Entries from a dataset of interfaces
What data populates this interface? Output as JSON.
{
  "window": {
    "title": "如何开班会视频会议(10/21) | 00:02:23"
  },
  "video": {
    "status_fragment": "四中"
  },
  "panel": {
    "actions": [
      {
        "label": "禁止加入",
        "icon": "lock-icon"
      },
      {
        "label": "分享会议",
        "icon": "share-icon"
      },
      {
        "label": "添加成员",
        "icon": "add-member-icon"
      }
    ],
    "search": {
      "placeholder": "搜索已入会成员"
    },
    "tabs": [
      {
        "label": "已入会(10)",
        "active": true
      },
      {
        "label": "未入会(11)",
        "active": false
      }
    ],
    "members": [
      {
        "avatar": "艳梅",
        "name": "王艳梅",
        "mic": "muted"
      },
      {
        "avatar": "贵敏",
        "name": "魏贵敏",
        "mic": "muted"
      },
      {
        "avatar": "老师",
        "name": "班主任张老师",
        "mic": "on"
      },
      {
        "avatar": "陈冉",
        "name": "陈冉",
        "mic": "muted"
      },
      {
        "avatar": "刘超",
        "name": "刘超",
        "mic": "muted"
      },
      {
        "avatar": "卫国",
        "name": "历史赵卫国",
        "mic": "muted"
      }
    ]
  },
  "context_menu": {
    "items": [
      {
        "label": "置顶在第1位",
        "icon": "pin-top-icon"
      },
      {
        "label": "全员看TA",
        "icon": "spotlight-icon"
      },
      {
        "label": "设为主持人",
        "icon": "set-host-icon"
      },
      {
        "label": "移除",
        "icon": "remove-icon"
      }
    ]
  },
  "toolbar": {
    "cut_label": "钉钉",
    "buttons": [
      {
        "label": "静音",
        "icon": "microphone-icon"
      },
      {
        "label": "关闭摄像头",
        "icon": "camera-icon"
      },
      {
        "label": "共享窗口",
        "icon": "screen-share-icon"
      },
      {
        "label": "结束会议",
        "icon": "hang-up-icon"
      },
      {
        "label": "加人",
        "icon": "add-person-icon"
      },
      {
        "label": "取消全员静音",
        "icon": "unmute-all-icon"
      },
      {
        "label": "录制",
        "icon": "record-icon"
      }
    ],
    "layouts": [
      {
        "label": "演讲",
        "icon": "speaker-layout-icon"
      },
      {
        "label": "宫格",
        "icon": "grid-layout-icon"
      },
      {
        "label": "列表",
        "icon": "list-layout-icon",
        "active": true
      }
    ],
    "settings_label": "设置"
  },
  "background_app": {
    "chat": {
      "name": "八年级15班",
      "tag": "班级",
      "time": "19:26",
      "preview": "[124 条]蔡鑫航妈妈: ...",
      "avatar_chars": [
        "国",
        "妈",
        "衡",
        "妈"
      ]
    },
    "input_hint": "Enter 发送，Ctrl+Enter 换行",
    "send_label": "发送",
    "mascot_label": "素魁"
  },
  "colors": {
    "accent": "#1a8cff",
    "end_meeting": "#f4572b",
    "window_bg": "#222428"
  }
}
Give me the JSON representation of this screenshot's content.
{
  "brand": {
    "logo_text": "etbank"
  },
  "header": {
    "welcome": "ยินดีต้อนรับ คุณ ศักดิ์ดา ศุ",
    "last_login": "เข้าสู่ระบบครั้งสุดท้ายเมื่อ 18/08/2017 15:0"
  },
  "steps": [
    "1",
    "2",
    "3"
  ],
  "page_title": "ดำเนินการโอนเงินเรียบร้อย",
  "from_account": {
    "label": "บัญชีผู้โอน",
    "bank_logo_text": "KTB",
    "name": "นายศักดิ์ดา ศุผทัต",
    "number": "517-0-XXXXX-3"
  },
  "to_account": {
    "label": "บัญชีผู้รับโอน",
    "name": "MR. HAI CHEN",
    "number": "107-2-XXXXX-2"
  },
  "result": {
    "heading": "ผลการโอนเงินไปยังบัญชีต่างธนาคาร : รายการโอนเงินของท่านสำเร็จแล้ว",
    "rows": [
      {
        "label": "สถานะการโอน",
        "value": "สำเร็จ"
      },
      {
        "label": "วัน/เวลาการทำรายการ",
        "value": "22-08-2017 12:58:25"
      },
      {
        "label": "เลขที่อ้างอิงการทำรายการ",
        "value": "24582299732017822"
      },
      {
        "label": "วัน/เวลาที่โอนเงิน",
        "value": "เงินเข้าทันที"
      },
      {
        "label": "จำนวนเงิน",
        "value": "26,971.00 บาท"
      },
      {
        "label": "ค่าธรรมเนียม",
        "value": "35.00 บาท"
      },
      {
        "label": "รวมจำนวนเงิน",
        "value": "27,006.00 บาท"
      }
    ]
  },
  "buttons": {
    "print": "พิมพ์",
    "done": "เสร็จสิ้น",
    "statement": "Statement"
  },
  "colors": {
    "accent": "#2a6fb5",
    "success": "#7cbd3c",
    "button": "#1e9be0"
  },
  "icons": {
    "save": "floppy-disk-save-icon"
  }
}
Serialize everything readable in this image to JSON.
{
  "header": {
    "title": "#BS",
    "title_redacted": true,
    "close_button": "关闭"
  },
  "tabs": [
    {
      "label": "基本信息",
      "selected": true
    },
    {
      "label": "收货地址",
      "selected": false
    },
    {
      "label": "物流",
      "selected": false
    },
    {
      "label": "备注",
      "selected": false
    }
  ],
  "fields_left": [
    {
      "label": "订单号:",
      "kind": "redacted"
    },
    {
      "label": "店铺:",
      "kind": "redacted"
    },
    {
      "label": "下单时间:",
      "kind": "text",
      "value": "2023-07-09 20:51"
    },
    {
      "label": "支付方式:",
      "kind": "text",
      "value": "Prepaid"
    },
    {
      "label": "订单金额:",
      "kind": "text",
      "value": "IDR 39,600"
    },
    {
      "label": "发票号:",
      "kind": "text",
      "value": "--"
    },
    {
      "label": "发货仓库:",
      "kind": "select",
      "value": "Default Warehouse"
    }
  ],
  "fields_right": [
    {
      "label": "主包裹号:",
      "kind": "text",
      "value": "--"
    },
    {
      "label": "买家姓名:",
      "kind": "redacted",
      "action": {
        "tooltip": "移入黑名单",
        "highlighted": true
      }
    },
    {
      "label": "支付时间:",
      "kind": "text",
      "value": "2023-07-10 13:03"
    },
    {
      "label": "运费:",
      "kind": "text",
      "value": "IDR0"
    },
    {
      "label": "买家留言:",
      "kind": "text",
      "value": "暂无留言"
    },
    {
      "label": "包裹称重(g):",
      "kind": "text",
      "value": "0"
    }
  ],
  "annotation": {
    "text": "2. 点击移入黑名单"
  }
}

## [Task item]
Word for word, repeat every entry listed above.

## [Answer to the exercise]
What data populates this interface? Output as JSON.
{
  "window": {
    "title": "如何开班会视频会议(10/21) | 00:02:23"
  },
  "video": {
    "status_fragment": "四中"
  },
  "panel": {
    "actions": [
      {
        "label": "禁止加入",
        "icon": "lock-icon"
      },
      {
        "label": "分享会议",
        "icon": "share-icon"
      },
      {
        "label": "添加成员",
        "icon": "add-member-icon"
      }
    ],
    "search": {
      "placeholder": "搜索已入会成员"
    },
    "tabs": [
      {
        "label": "已入会(10)",
        "active": true
      },
      {
        "label": "未入会(11)",
        "active": false
      }
    ],
    "members": [
      {
        "avatar": "艳梅",
        "name": "王艳梅",
        "mic": "muted"
      },
      {
        "avatar": "贵敏",
        "name": "魏贵敏",
        "mic": "muted"
      },
      {
        "avatar": "老师",
        "name": "班主任张老师",
        "mic": "on"
      },
      {
        "avatar": "陈冉",
        "name": "陈冉",
        "mic": "muted"
      },
      {
        "avatar": "刘超",
        "name": "刘超",
        "mic": "muted"
      },
      {
        "avatar": "卫国",
        "name": "历史赵卫国",
        "mic": "muted"
      }
    ]
  },
  "context_menu": {
    "items": [
      {
        "label": "置顶在第1位",
        "icon": "pin-top-icon"
      },
      {
        "label": "全员看TA",
        "icon": "spotlight-icon"
      },
      {
        "label": "设为主持人",
        "icon": "set-host-icon"
      },
      {
        "label": "移除",
        "icon": "remove-icon"
      }
    ]
  },
  "toolbar": {
    "cut_label": "钉钉",
    "buttons": [
      {
        "label": "静音",
        "icon": "microphone-icon"
      },
      {
        "label": "关闭摄像头",
        "icon": "camera-icon"
      },
      {
        "label": "共享窗口",
        "icon": "screen-share-icon"
      },
      {
        "label": "结束会议",
        "icon": "hang-up-icon"
      },
      {
        "label": "加人",
        "icon": "add-person-icon"
      },
      {
        "label": "取消全员静音",
        "icon": "unmute-all-icon"
      },
      {
        "label": "录制",
        "icon": "record-icon"
      }
    ],
    "layouts": [
      {
        "label": "演讲",
        "icon": "speaker-layout-icon"
      },
      {
        "label": "宫格",
        "icon": "grid-layout-icon"
      },
      {
        "label": "列表",
        "icon": "list-layout-icon",
        "active": true
      }
    ],
    "settings_label": "设置"
  },
  "background_app": {
    "chat": {
      "name": "八年级15班",
      "tag": "班级",
      "time": "19:26",
      "preview": "[124 条]蔡鑫航妈妈: ...",
      "avatar_chars": [
        "国",
        "妈",
        "衡",
        "妈"
      ]
    },
    "input_hint": "Enter 发送，Ctrl+Enter 换行",
    "send_label": "发送",
    "mascot_label": "素魁"
  },
  "colors": {
    "accent": "#1a8cff",
    "end_meeting": "#f4572b",
    "window_bg": "#222428"
  }
}
Give me the JSON representation of this screenshot's content.
{
  "brand": {
    "logo_text": "etbank"
  },
  "header": {
    "welcome": "ยินดีต้อนรับ คุณ ศักดิ์ดา ศุ",
    "last_login": "เข้าสู่ระบบครั้งสุดท้ายเมื่อ 18/08/2017 15:0"
  },
  "steps": [
    "1",
    "2",
    "3"
  ],
  "page_title": "ดำเนินการโอนเงินเรียบร้อย",
  "from_account": {
    "label": "บัญชีผู้โอน",
    "bank_logo_text": "KTB",
    "name": "นายศักดิ์ดา ศุผทัต",
    "number": "517-0-XXXXX-3"
  },
  "to_account": {
    "label": "บัญชีผู้รับโอน",
    "name": "MR. HAI CHEN",
    "number": "107-2-XXXXX-2"
  },
  "result": {
    "heading": "ผลการโอนเงินไปยังบัญชีต่างธนาคาร : รายการโอนเงินของท่านสำเร็จแล้ว",
    "rows": [
      {
        "label": "สถานะการโอน",
        "value": "สำเร็จ"
      },
      {
        "label": "วัน/เวลาการทำรายการ",
        "value": "22-08-2017 12:58:25"
      },
      {
        "label": "เลขที่อ้างอิงการทำรายการ",
        "value": "24582299732017822"
      },
      {
        "label": "วัน/เวลาที่โอนเงิน",
        "value": "เงินเข้าทันที"
      },
      {
        "label": "จำนวนเงิน",
        "value": "26,971.00 บาท"
      },
      {
        "label": "ค่าธรรมเนียม",
        "value": "35.00 บาท"
      },
      {
        "label": "รวมจำนวนเงิน",
        "value": "27,006.00 บาท"
      }
    ]
  },
  "buttons": {
    "print": "พิมพ์",
    "done": "เสร็จสิ้น",
    "statement": "Statement"
  },
  "colors": {
    "accent": "#2a6fb5",
    "success": "#7cbd3c",
    "button": "#1e9be0"
  },
  "icons": {
    "save": "floppy-disk-save-icon"
  }
}
Serialize everything readable in this image to JSON.
{
  "header": {
    "title": "#BS",
    "title_redacted": true,
    "close_button": "关闭"
  },
  "tabs": [
    {
      "label": "基本信息",
      "selected": true
    },
    {
      "label": "收货地址",
      "selected": false
    },
    {
      "label": "物流",
      "selected": false
    },
    {
      "label": "备注",
      "selected": false
    }
  ],
  "fields_left": [
    {
      "label": "订单号:",
      "kind": "redacted"
    },
    {
      "label": "店铺:",
      "kind": "redacted"
    },
    {
      "label": "下单时间:",
      "kind": "text",
      "value": "2023-07-09 20:51"
    },
    {
      "label": "支付方式:",
      "kind": "text",
      "value": "Prepaid"
    },
    {
      "label": "订单金额:",
      "kind": "text",
      "value": "IDR 39,600"
    },
    {
      "label": "发票号:",
      "kind": "text",
      "value": "--"
    },
    {
      "label": "发货仓库:",
      "kind": "select",
      "value": "Default Warehouse"
    }
  ],
  "fields_right": [
    {
      "label": "主包裹号:",
      "kind": "text",
      "value": "--"
    },
    {
      "label": "买家姓名:",
      "kind": "redacted",
      "action": {
        "tooltip": "移入黑名单",
        "highlighted": true
      }
    },
    {
      "label": "支付时间:",
      "kind": "text",
      "value": "2023-07-10 13:03"
    },
    {
      "label": "运费:",
      "kind": "text",
      "value": "IDR0"
    },
    {
      "label": "买家留言:",
      "kind": "text",
      "value": "暂无留言"
    },
    {
      "label": "包裹称重(g):",
      "kind": "text",
      "value": "0"
    }
  ],
  "annotation": {
    "text": "2. 点击移入黑名单"
  }
}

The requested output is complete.